The task:
Type out every line below exactly as it reads.

Material supplied:
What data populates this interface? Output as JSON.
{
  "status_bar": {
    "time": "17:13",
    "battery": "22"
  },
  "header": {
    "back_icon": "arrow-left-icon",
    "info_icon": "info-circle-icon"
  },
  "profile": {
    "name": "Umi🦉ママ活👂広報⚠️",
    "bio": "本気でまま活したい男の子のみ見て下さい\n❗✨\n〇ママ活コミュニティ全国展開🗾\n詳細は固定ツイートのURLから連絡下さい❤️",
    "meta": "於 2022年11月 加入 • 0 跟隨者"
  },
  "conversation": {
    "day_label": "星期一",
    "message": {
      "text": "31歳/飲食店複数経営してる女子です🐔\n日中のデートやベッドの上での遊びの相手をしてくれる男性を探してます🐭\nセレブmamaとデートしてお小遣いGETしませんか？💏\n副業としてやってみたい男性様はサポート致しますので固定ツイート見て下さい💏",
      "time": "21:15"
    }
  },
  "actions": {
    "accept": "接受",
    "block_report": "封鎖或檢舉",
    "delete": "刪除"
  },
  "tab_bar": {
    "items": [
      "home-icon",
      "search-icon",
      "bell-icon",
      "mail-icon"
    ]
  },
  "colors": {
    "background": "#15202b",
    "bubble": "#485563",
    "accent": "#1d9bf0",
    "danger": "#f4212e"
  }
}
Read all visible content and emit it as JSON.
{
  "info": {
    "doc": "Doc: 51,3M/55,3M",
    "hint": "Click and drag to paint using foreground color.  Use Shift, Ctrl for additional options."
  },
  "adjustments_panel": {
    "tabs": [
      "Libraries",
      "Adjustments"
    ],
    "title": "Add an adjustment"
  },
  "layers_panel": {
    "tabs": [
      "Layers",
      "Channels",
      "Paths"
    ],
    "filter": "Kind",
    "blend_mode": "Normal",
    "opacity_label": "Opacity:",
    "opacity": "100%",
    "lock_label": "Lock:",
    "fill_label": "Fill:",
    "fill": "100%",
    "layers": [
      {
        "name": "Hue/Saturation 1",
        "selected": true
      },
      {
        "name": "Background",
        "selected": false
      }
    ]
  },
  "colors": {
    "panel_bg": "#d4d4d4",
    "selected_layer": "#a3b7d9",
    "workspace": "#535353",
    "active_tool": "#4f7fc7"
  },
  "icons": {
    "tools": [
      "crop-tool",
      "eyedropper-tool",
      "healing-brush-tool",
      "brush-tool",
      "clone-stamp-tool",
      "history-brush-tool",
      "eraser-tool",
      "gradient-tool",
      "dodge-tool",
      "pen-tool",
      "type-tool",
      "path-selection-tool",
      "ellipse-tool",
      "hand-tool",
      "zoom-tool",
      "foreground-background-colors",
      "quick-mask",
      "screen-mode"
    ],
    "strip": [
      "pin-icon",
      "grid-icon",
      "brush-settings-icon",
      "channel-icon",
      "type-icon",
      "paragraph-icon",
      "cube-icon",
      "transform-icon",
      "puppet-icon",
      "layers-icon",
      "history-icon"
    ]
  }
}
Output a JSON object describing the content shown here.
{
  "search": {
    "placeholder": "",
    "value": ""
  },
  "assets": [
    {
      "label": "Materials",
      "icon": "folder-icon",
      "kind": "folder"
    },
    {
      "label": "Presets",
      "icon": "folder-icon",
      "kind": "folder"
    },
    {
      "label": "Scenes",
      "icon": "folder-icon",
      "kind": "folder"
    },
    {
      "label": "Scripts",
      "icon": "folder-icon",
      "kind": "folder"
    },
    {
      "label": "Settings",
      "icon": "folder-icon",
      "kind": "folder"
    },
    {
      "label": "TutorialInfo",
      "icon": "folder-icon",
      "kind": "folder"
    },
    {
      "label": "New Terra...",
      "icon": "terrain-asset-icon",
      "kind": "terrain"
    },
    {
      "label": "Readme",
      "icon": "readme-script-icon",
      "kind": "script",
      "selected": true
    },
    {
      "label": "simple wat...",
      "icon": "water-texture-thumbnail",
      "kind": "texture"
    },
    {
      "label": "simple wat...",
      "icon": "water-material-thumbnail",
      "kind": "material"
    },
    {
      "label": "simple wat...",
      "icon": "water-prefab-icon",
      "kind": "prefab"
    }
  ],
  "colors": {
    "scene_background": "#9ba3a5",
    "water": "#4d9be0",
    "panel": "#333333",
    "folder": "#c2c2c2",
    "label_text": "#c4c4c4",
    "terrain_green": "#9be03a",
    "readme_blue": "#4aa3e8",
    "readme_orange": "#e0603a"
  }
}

Written answer:
What data populates this interface? Output as JSON.
{
  "status_bar": {
    "time": "17:13",
    "battery": "22"
  },
  "header": {
    "back_icon": "arrow-left-icon",
    "info_icon": "info-circle-icon"
  },
  "profile": {
    "name": "Umi🦉ママ活👂広報⚠️",
    "bio": "本気でまま活したい男の子のみ見て下さい\n❗✨\n〇ママ活コミュニティ全国展開🗾\n詳細は固定ツイートのURLから連絡下さい❤️",
    "meta": "於 2022年11月 加入 • 0 跟隨者"
  },
  "conversation": {
    "day_label": "星期一",
    "message": {
      "text": "31歳/飲食店複数経営してる女子です🐔\n日中のデートやベッドの上での遊びの相手をしてくれる男性を探してます🐭\nセレブmamaとデートしてお小遣いGETしませんか？💏\n副業としてやってみたい男性様はサポート致しますので固定ツイート見て下さい💏",
      "time": "21:15"
    }
  },
  "actions": {
    "accept": "接受",
    "block_report": "封鎖或檢舉",
    "delete": "刪除"
  },
  "tab_bar": {
    "items": [
      "home-icon",
      "search-icon",
      "bell-icon",
      "mail-icon"
    ]
  },
  "colors": {
    "background": "#15202b",
    "bubble": "#485563",
    "accent": "#1d9bf0",
    "danger": "#f4212e"
  }
}
Read all visible content and emit it as JSON.
{
  "info": {
    "doc": "Doc: 51,3M/55,3M",
    "hint": "Click and drag to paint using foreground color.  Use Shift, Ctrl for additional options."
  },
  "adjustments_panel": {
    "tabs": [
      "Libraries",
      "Adjustments"
    ],
    "title": "Add an adjustment"
  },
  "layers_panel": {
    "tabs": [
      "Layers",
      "Channels",
      "Paths"
    ],
    "filter": "Kind",
    "blend_mode": "Normal",
    "opacity_label": "Opacity:",
    "opacity": "100%",
    "lock_label": "Lock:",
    "fill_label": "Fill:",
    "fill": "100%",
    "layers": [
      {
        "name": "Hue/Saturation 1",
        "selected": true
      },
      {
        "name": "Background",
        "selected": false
      }
    ]
  },
  "colors": {
    "panel_bg": "#d4d4d4",
    "selected_layer": "#a3b7d9",
    "workspace": "#535353",
    "active_tool": "#4f7fc7"
  },
  "icons": {
    "tools": [
      "crop-tool",
      "eyedropper-tool",
      "healing-brush-tool",
      "brush-tool",
      "clone-stamp-tool",
      "history-brush-tool",
      "eraser-tool",
      "gradient-tool",
      "dodge-tool",
      "pen-tool",
      "type-tool",
      "path-selection-tool",
      "ellipse-tool",
      "hand-tool",
      "zoom-tool",
      "foreground-background-colors",
      "quick-mask",
      "screen-mode"
    ],
    "strip": [
      "pin-icon",
      "grid-icon",
      "brush-settings-icon",
      "channel-icon",
      "type-icon",
      "paragraph-icon",
      "cube-icon",
      "transform-icon",
      "puppet-icon",
      "layers-icon",
      "history-icon"
    ]
  }
}
Output a JSON object describing the content shown here.
{
  "search": {
    "placeholder": "",
    "value": ""
  },
  "assets": [
    {
      "label": "Materials",
      "icon": "folder-icon",
      "kind": "folder"
    },
    {
      "label": "Presets",
      "icon": "folder-icon",
      "kind": "folder"
    },
    {
      "label": "Scenes",
      "icon": "folder-icon",
      "kind": "folder"
    },
    {
      "label": "Scripts",
      "icon": "folder-icon",
      "kind": "folder"
    },
    {
      "label": "Settings",
      "icon": "folder-icon",
      "kind": "folder"
    },
    {
      "label": "TutorialInfo",
      "icon": "folder-icon",
      "kind": "folder"
    },
    {
      "label": "New Terra...",
      "icon": "terrain-asset-icon",
      "kind": "terrain"
    },
    {
      "label": "Readme",
      "icon": "readme-script-icon",
      "kind": "script",
      "selected": true
    },
    {
      "label": "simple wat...",
      "icon": "water-texture-thumbnail",
      "kind": "texture"
    },
    {
      "label": "simple wat...",
      "icon": "water-material-thumbnail",
      "kind": "material"
    },
    {
      "label": "simple wat...",
      "icon": "water-prefab-icon",
      "kind": "prefab"
    }
  ],
  "colors": {
    "scene_background": "#9ba3a5",
    "water": "#4d9be0",
    "panel": "#333333",
    "folder": "#c2c2c2",
    "label_text": "#c4c4c4",
    "terrain_green": "#9be03a",
    "readme_blue": "#4aa3e8",
    "readme_orange": "#e0603a"
  }
}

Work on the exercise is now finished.